There are numerous photos of indigenous art and the layout of the book itself is genius, between Nancy Red Star’s commentaries before each entry to her free verse poetry at the conclusion. Reading these stories is not just informative, it’s an experience of another realm beyond what meets the eyes.

A realm that Native Americans and all indigenous people understand.

May we all learn from their ancient wisdom before it’s too late.

5-stars, Highly Recommended

Available from Amazon and InnerTraditions.com

THE STORY OF BRIGHT EYES IS COMING TO THE BIG SCREEN

Many indigenous people from various tribes have fought for their rights, whether on horseback or in the halls of Congress. Among them was a young woman named Bright Eyes, about whom plans are in work to make a feature-length movie.

To quote the producer’s website:

It’s the true story of a shy, young woman of the Omaha Tribe whose love for her people and other Native Americans helped her overcome her fear. So, she spoke out against injustice and helped bring about the landmark court case of Chief Standing Bear vs. General George Crook where a Native American was first regarded as a “person” with legal rights!

Can you believe that it took until 1880 for Native Americans to be considered a “person?”

What’s wrong with this picture? Let’s take a look at the founding documents of the United States penned in 1776. How many times have you heard the following words from The Declaration of Independence ?

“We hold these truths to be self-evident, that all men are created equal, that they are endowed by their Creator with certain unalienable Rights, that among these are Life, Liberty and the pursuit of Happiness.”

“All men?” Really?
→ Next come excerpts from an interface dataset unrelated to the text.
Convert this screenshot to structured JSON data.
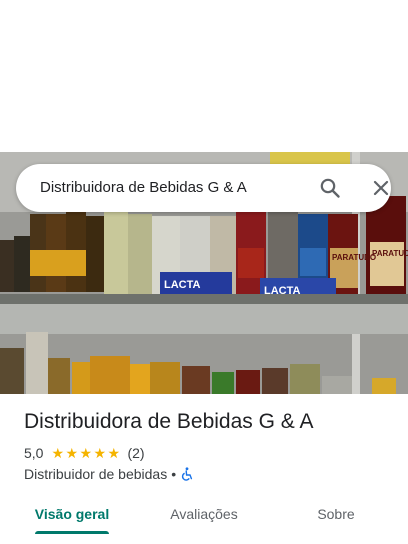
{
  "search": {
    "query": "Distribuidora de Bebidas G & A",
    "search_icon": "search-icon",
    "close_icon": "close-icon"
  },
  "photo": {
    "description_icon": "place-photo",
    "product_labels": [
      "LACTA",
      "LACTA",
      "PARATUDO",
      "PARATUDO",
      "KARIKOR"
    ]
  },
  "place": {
    "name": "Distribuidora de Bebidas G & A",
    "rating": "5,0",
    "stars": 5,
    "review_count": "(2)",
    "category": "Distribuidor de bebidas",
    "separator": "•",
    "accessibility_icon": "wheelchair-icon"
  },
  "tabs": [
    {
      "label": "Visão geral",
      "active": true
    },
    {
      "label": "Avaliações",
      "active": false
    },
    {
      "label": "Sobre",
      "active": false
    }
  ],
  "colors": {
    "accent": "#00796b",
    "star": "#f5b400",
    "accessibility": "#1a73e8"
  }
}
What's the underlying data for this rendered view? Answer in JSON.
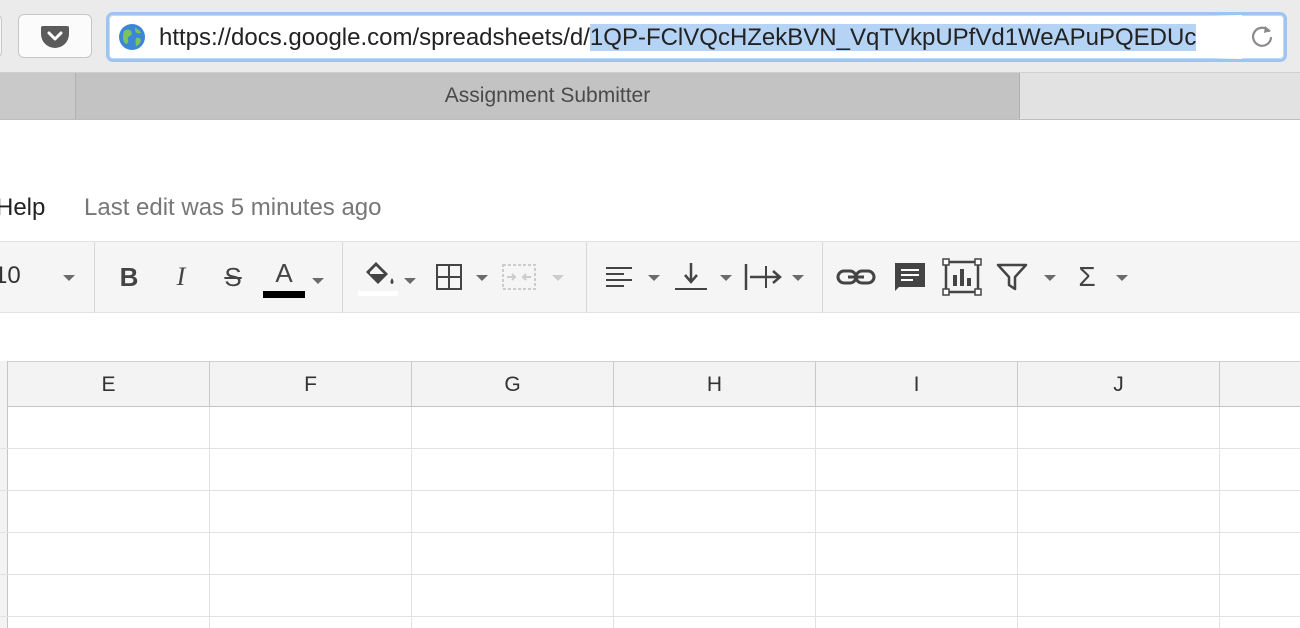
{
  "browser": {
    "url_prefix": "https://docs.google.com/spreadsheets/d/",
    "url_selected": "1QP-FClVQcHZekBVN_VqTVkpUPfVd1WeAPuPQEDUc",
    "tab_title": "Assignment Submitter"
  },
  "menu": {
    "help_label": "Help",
    "last_edit": "Last edit was 5 minutes ago"
  },
  "toolbar": {
    "font_size": "10",
    "bold_glyph": "B",
    "italic_glyph": "I",
    "strike_glyph": "S",
    "text_color_glyph": "A",
    "sum_glyph": "Σ",
    "text_color": "#000000"
  },
  "grid": {
    "columns": [
      "E",
      "F",
      "G",
      "H",
      "I",
      "J"
    ]
  }
}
Obviously that didn’t apply to First Nation peoples.

Did you know that in the early 19th Century slaves were counted as three-fifths of a person for census purposes while indigenous people were not counted at all?

Then there’s the Fourteenth Amendment, ratified July 9, 1868, following the Civil War:

“All persons born or naturalized in the United States, and subject to the jurisdiction thereof, are citizens of the United States and of the State wherein they reside. No State shall make or enforce any law which shall abridge the privileges or immunities of citizens of the United States; or shall any State deprive any person of life, liberty, or property, without due process of law; nor deny to any person within its jurisdiction the equal protection of the laws.”

Did this apply to indigenous people? Obviously not.

Instead they were considered savages for fighting for their rights to land on which they were the original occupants. A country that shoved them out of the way, yet states in the Second Amendment to its Constitution, “A well regulated Militia, being necessary to the security of a free State, the right of the people to keep and bear Arms, shall not be infringed.”

And why the Second Amendment? To defend our country from a tyrannical government or foreign invaders!

Sound familiar?

Seems to me that’s what Native Americans were trying to do when all other negotiations with the U.S. Government failed.

If more people understood the true history of how indigenous people were treated it could make a huge difference. As I’ve discovered the truth through research I’ve done writing The Curse of Dead Horse Canyon: Cheyenne Spirits and working with my Northern Cheyenne co-author, Pete Risingsun, I’ve been outraged by the hypocrisy and double standard.

The United States would be a wonderful country if only it followed its own declarations rather than the whims of greedy, powerful individuals who either warp or by-pass the law to their own benefit. And if you think things are improving currently, clearly you don’t understand what’s going on. Why are illegal aliens treated better than our nation’s first people? Everyone who belongs here is losing their rights at an unprecedented rate.

Perhaps it’s a case of “What goes around, comes around.”

I didn’t intend for this blog to turn into a rant, but it’s something I’ve come to feel very strongly about.

Back to Bright Eyes, this wonderful true story about an heroic Native American woman is being made into a feature film. I encourage you to watch the trailer here.

The producers are looking for crowd funding to make it happen. You can help bring this inspiring story to the big screen! Find out more on their website.